- During the train scene, Gromit is dangling from a lamp on the ceiling. Then Feathers McGraw shoots the lamp, Gromit falls onto the train, and the lamp is on his head. But as earlier seen, there is a light bulb in the lamp, so shouldn't we have seen breaking glass?
- During the train chase, while Gromit places new tracks to catch up with Feathers, in all the shots we can see that the box doesn't run out of tracks, even if Gromit placed more than a hundred new tracks.
- Before Feathers shoots at the lever of the train track switch, there are three flatbed trucks at the end of the train: one has logs on it, one is empty and the other one has Wallace is on. When Feathers shoots the lever, the empty truck disappears. However, it reappears later on after Wallace goes flying and lands on a cart.
- Director: Peter Lord
- Producers for BBC: Tom Ruegger
- Written by: Nick Park, David H. DePatie
- Animation: Nick Park, Richard Williams
- Music: Bob Merrill, Julian Nott
- Voice Of Wallace: Peter Sallis
VHS and DVD Releases
- The Wrong Trousers (1994, BBC Video)
- 3 Cracking Adventures! (2000, BBC Video)
- The Incredible Adventures Of Wallace & Gromit (2001, Warner Home Video)

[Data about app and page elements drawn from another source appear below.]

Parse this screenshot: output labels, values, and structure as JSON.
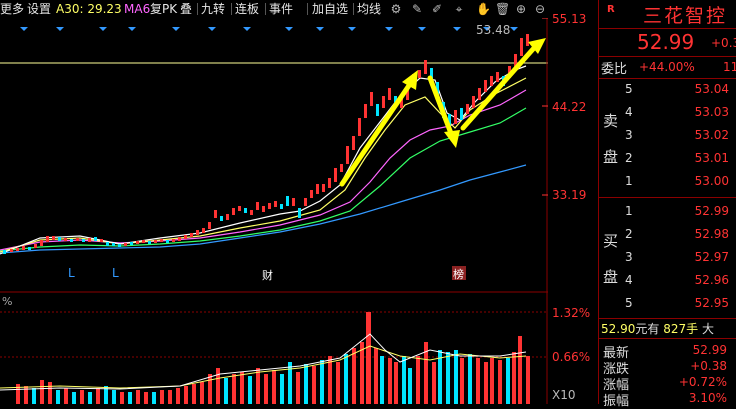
{
  "toolbar": {
    "more": "更多",
    "settings": "设置",
    "ma30": "A30: 29.23",
    "ma60": "MA6",
    "replay": "复",
    "pk": "PK",
    "overlay": "叠",
    "nine_turn": "九转",
    "limit_up": "连板",
    "events": "事件",
    "add_self": "加自选",
    "draw": "均线"
  },
  "chart": {
    "price_axis": [
      "55.13",
      "44.22",
      "33.19"
    ],
    "high_label": "53.48",
    "markers": [
      "L",
      "L",
      "财",
      "榜"
    ],
    "volume_axis": [
      "1.32%",
      "0.66%"
    ],
    "volume_scale": "X10",
    "volume_title": "%"
  },
  "stock": {
    "title": "三花智控",
    "tag": "R",
    "price": "52.99",
    "change": "+0.3",
    "weibi_label": "委比",
    "weibi_value": "+44.00%",
    "weibi_extra": "11",
    "sell_label_top": "卖",
    "sell_label_bottom": "盘",
    "buy_label_top": "买",
    "buy_label_bottom": "盘",
    "sell": [
      {
        "level": "5",
        "price": "53.04"
      },
      {
        "level": "4",
        "price": "53.03"
      },
      {
        "level": "3",
        "price": "53.02"
      },
      {
        "level": "2",
        "price": "53.01"
      },
      {
        "level": "1",
        "price": "53.00"
      }
    ],
    "buy": [
      {
        "level": "1",
        "price": "52.99"
      },
      {
        "level": "2",
        "price": "52.98"
      },
      {
        "level": "3",
        "price": "52.97"
      },
      {
        "level": "4",
        "price": "52.96"
      },
      {
        "level": "5",
        "price": "52.95"
      }
    ],
    "trade_price": "52.90",
    "trade_note": "元有",
    "trade_qty": "827手",
    "trade_side": "大",
    "latest_label": "最新",
    "latest_value": "52.99",
    "change_label": "涨跌",
    "change_value": "+0.38",
    "pct_label": "涨幅",
    "pct_value": "+0.72%",
    "amp_label": "振幅",
    "amp_value": "3.10%"
  },
  "colors": {
    "up": "#ff3333",
    "down": "#00e5ff",
    "ma_white": "#ffffff",
    "ma_yellow": "#ffff66",
    "ma_magenta": "#ff66ff",
    "ma_green": "#33ff66",
    "ma_blue": "#3399ff",
    "arrow": "#ffff00",
    "grid": "#8b0000"
  }
}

- 3 Cracking Adventures! (2005, BBC Worldwide)
- The Wrong Trousers (2012)